*** Opening DATA RECORDS ***

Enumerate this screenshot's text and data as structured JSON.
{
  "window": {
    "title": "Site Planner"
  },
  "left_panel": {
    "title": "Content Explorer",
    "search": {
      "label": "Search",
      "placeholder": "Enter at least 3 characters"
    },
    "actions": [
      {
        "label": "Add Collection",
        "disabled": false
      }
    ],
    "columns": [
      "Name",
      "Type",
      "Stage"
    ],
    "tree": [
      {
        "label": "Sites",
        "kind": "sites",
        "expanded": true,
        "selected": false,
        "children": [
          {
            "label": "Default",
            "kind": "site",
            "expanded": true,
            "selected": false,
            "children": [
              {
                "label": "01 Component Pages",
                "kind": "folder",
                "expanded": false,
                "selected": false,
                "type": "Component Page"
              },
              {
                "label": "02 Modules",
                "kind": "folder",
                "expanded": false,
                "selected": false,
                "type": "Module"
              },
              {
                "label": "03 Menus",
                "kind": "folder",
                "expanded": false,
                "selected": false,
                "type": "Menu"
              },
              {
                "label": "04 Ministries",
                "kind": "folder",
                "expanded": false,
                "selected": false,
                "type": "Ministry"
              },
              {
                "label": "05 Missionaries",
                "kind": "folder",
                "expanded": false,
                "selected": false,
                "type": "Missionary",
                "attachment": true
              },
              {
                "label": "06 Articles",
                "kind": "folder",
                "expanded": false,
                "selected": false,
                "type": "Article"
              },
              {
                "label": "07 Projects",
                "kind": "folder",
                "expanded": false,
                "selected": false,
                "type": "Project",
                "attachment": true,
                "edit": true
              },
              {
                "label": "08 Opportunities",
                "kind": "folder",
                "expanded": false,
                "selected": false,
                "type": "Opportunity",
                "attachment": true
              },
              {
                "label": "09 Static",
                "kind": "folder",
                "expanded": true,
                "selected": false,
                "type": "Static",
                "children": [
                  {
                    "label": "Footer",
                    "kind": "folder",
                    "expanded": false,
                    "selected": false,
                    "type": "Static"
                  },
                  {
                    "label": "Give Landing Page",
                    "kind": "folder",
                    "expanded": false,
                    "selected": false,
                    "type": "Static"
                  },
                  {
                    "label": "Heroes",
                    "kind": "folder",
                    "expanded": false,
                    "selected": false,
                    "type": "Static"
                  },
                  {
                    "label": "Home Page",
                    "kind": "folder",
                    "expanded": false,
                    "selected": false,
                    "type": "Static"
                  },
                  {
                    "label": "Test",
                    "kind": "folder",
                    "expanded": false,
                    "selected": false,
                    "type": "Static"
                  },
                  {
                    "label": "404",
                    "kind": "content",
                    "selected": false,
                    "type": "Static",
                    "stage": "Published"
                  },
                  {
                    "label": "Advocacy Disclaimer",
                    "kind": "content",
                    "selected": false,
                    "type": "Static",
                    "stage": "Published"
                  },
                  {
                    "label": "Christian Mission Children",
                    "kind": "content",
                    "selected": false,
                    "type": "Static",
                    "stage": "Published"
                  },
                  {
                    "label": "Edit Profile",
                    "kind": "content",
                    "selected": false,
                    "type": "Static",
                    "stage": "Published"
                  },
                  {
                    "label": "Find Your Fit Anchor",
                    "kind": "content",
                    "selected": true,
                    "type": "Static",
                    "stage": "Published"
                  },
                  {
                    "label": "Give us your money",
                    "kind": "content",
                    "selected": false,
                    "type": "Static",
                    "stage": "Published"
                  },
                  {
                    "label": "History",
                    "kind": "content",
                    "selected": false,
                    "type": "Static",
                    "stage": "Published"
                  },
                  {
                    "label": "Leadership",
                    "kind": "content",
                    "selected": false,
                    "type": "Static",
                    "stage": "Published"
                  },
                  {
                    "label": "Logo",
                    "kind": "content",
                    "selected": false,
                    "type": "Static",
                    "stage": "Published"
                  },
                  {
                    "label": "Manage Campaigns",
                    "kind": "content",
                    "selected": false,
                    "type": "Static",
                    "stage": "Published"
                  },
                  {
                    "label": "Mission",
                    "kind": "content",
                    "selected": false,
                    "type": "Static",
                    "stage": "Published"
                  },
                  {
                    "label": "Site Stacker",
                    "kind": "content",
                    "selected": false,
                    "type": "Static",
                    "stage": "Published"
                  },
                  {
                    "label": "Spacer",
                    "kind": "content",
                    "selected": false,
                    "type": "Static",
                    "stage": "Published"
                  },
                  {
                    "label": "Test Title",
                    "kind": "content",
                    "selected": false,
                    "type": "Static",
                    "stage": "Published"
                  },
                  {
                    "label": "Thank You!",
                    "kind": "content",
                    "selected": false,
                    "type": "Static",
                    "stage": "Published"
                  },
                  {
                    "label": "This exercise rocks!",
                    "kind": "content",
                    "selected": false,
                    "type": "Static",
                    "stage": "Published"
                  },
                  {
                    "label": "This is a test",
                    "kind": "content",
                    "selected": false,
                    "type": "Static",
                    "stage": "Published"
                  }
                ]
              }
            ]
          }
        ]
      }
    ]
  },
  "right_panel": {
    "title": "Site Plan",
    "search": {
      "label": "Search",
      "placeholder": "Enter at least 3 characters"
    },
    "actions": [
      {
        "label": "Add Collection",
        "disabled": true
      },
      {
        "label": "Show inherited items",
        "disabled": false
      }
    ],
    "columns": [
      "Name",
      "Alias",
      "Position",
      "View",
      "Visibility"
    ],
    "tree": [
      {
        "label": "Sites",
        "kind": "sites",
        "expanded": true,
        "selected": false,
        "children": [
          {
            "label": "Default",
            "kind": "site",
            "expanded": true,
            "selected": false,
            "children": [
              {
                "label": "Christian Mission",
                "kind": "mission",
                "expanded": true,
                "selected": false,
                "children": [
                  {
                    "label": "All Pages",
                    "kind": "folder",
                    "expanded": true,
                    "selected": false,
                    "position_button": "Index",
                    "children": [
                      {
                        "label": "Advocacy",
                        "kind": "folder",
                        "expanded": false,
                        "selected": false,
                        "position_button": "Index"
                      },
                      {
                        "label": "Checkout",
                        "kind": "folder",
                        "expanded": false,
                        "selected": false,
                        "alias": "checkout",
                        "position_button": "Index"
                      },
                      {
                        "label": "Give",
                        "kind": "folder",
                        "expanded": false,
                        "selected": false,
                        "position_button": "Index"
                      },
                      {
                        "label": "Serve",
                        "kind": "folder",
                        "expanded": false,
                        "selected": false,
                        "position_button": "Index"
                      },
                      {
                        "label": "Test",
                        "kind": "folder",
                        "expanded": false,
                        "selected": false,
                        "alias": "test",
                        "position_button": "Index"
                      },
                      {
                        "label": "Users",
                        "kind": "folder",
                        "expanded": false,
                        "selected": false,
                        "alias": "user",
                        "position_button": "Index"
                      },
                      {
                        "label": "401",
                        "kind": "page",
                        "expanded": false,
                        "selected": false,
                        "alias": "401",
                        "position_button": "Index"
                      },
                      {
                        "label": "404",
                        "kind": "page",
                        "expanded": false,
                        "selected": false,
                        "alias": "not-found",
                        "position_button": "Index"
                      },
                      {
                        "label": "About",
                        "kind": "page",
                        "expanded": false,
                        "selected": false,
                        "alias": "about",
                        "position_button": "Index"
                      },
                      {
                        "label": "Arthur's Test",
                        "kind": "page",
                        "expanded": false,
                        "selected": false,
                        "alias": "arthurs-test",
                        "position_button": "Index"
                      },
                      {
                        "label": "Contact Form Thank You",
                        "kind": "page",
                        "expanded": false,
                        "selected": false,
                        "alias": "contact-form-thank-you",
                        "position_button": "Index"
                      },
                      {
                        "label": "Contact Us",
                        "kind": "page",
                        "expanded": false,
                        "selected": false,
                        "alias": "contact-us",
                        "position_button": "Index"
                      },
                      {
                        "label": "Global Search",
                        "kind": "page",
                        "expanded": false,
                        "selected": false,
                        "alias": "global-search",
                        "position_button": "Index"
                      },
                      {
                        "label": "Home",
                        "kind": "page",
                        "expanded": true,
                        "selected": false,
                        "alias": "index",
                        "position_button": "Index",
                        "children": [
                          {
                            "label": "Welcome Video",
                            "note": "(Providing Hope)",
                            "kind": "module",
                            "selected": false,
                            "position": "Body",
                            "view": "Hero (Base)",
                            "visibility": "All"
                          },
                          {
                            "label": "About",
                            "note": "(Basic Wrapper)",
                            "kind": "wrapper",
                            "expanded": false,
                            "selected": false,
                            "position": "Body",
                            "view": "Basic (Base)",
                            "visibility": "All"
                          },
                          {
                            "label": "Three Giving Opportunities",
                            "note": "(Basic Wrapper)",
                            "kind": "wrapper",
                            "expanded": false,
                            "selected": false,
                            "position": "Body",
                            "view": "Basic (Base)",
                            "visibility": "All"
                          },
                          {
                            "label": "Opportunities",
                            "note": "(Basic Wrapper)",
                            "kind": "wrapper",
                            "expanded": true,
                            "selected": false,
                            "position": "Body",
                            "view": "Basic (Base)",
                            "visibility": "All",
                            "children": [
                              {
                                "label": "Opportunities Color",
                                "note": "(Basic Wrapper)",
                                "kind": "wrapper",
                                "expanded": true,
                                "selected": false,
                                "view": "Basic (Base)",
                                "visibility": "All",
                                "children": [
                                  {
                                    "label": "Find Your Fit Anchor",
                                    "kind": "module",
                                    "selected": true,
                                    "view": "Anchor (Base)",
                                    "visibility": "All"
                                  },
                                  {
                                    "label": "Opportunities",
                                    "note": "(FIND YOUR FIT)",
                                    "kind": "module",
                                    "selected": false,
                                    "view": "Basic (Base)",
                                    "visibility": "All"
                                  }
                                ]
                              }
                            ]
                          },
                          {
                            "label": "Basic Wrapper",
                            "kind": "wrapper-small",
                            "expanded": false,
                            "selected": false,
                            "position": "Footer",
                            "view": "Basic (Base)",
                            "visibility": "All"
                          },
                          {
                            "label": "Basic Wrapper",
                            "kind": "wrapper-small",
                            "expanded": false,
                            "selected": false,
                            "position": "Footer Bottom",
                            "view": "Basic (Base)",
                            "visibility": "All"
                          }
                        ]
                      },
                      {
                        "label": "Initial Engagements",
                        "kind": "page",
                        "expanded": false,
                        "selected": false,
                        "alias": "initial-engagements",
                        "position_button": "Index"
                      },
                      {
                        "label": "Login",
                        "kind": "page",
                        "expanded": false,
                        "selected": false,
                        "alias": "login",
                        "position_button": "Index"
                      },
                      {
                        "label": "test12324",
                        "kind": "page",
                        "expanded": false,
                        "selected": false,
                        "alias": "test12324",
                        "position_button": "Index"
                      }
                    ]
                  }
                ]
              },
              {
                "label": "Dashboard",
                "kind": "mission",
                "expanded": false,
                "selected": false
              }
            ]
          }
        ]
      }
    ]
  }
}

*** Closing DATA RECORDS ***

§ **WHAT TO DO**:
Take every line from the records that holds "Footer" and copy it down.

§ **ANSWER FOR THE TASK**:
                    "label": "Footer",
                            "position": "Footer",
                            "position": "Footer Bottom",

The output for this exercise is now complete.